Court finds $3 million in stock options gifted to charity was taxable income
In a case concerning how Quebec’s tax law treats income in the form of stock options when the taxpayer donates them to charity, the Supreme Court of Canada has found the stock options are taxable income and assessed at their fair market value at the time of the gift.
Des Groseillers v. Quebec (Agence du revenu), 2022 SCC 42 dealt with the correct interpretation of ss. 50, 54, and 422 of Quebec’s Taxation Act. The court unanimously dismissed the appeal, brought by taxpayer Yves Des Groseillers. The seven-judge panel included Justices Richard Wagner, Andromache Karakatsanis, Russell Brown, Malcolm Rowe, Sheilah Martin, Nicholas Kasirer and Mahmud Jamal.
“Revenu Québec is very satisfied that its position has been upheld by the Supreme Court of Canada and the Court of Appeal, and will take the time to analyse this decision to measure the impact on its other cases,” says Claude-Olivier Fagnant, a spokesperson from Revenu Quebec.
Des Groseillers was the director at BMTC Group Inc., whose compensation included a stock option plan, and in 2010 and 2011, he gave more than $3-million worth of these options to registered charities.
Though Des Groseillers took the official receipts and claimed benefits on his income tax returns in those years, he did not declare any income in connection with the stock options. The Agence du revenu du Quebec (Revenu Quebec) added the value of these donations to Des Groseillers’ taxable income, as well as BMTC’s payroll.
Des Groseillers and BMTC appealed the assessment and the trial judge found that, according to the meaning of s. 50 of the Taxation Act, Des Groseillers had received no taxable benefit. The judge also found Revenu Quebec could not justify the assessments with any other provisions.
Revenu Quebec appealed, and the Court of Appeal found in the tax authority’s favour. The court said the trial judge had erred in finding that s. 422 could not be invoked to complement the income calculation rules laid out in ss. 47 to 58.0.7, because those sections amounted to a complete code unto themselves. The court found that, absent any statute clearly to that effect, s. 54 does not exclude the application of s. 422 in an assessment of stock-option benefits.
The court also found the value of the income is equal to the fair market value of the stock option at the time of the gift.
Des Groseillers and BMTC were granted leave to appeal to the Supreme Court of Canada.

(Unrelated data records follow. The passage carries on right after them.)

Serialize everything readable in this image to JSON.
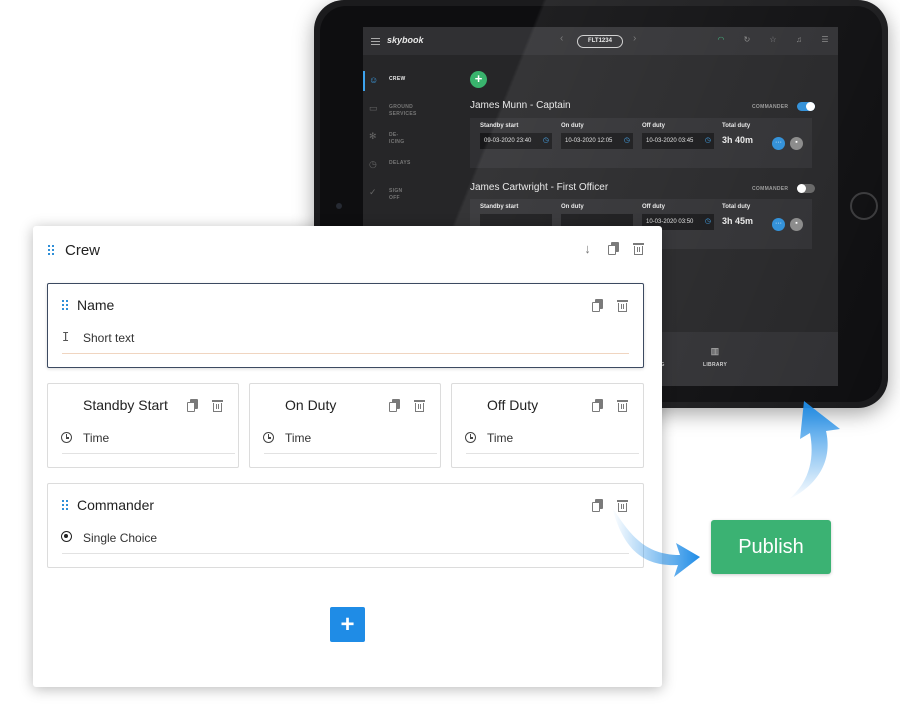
{
  "tablet": {
    "brand": "skybook",
    "flight": "FLT1234",
    "sidebar": [
      {
        "label": "CREW",
        "icon": "person-icon"
      },
      {
        "label": "GROUND SERVICES",
        "icon": "ground-services-icon"
      },
      {
        "label": "DE-ICING",
        "icon": "snowflake-icon"
      },
      {
        "label": "DELAYS",
        "icon": "stopwatch-icon"
      },
      {
        "label": "SIGN OFF",
        "icon": "check-circle-icon"
      }
    ],
    "commander_label": "COMMANDER",
    "crew": [
      {
        "name": "James Munn - Captain",
        "commander": true,
        "standby_label": "Standby start",
        "standby_value": "09-03-2020 23:40",
        "onduty_label": "On duty",
        "onduty_value": "10-03-2020 12:05",
        "offduty_label": "Off duty",
        "offduty_value": "10-03-2020 03:45",
        "total_label": "Total duty",
        "total_value": "3h 40m"
      },
      {
        "name": "James Cartwright  - First Officer",
        "commander": false,
        "standby_label": "Standby start",
        "standby_value": "",
        "onduty_label": "On duty",
        "onduty_value": "",
        "offduty_label": "Off duty",
        "offduty_value": "10-03-2020 03:50",
        "total_label": "Total duty",
        "total_value": "3h 45m"
      }
    ],
    "bottom_nav": [
      "LOG",
      "LIBRARY"
    ]
  },
  "builder": {
    "title": "Crew",
    "fields": {
      "name": {
        "title": "Name",
        "type": "Short text"
      },
      "standby": {
        "title": "Standby Start",
        "type": "Time"
      },
      "onduty": {
        "title": "On Duty",
        "type": "Time"
      },
      "offduty": {
        "title": "Off Duty",
        "type": "Time"
      },
      "commander": {
        "title": "Commander",
        "type": "Single Choice"
      }
    },
    "add_label": "+"
  },
  "publish_label": "Publish",
  "colors": {
    "accent_blue": "#1f8ce6",
    "publish_green": "#3bb273",
    "add_green": "#39b36d"
  }
}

Under s. 422, the disposition of a property by a taxpayer is “deemed to be made at the fair market value of the property at the time of the disposition,” where the taxpayer disposes of it to “any person by gift.” Des Groseillers argued s. 422 did not apply to his case because ss. 47.18 to 58.0.7 was a “complete code” that held all the necessary rules for calculating the income resulting from the issuance of securities to employees. According to the appellant, those sections also covered “all the legal fictions that the legislature considered necessary to adopt in support of those rules,” said the SCC.
Des Groseillers also said s. 54 of the Taxation Act excluded the application of s. 422. Under s. 54, if a person has agreed to sell or issue its securities to someone with whom they do “not deal at arm’s length,” they are “deemed to receive no benefit under or because of the agreement other than as provided in this division.”
The SCC said that Quebec Court of Appeal Justice Guy Cournoyer had correctly analysed the issues. He had said that s. 50 does two things. It determines the time at which this type of benefit will be taxed, and, by treating the transfer as employment income, it establishes an exception to the “general rule” that a property disposition generates a capital gain or loss. Section 422(c)(ii) attributes a value to the consideration, said Justice Cournoyer, but that “has no impact on these legal fictions,” and there is “no actual conflict” between ss. 50 and 422.
Section 422’s “broad formulation” indicates the legislature’s purpose was “to attribute to any disposition of property by a person a value equal to the fair market value of the property for the purposes of computation of income,” said Justice Cournoyer. The legislature also did not exclude the part of the legislation dealing with employee stock options from s. 422’s application when the Taxation Act was enacted in 1972, or in subsequent amendments. The legislature’s “silence in this regard is telling” because there are other express references to the non-applicability of s. 422 elsewhere in the Act.
Section 54’s effect is to give precedence to certain sections over any other section laying down “a taxing rule,” but it does not prohibit Revenu Quebec from relying on other aspects of the Taxation Act in calculating someone’s taxable income, said Justice Cournoyer.
While the trial judge’s interpretation was that ss. 47.18 to 58.0.7 was a complete code and s. 422 cannot be used to calculate income provided for within it, those sections do not “constitute a code so complete and so hermetic that the application of s. 422 is excluded.”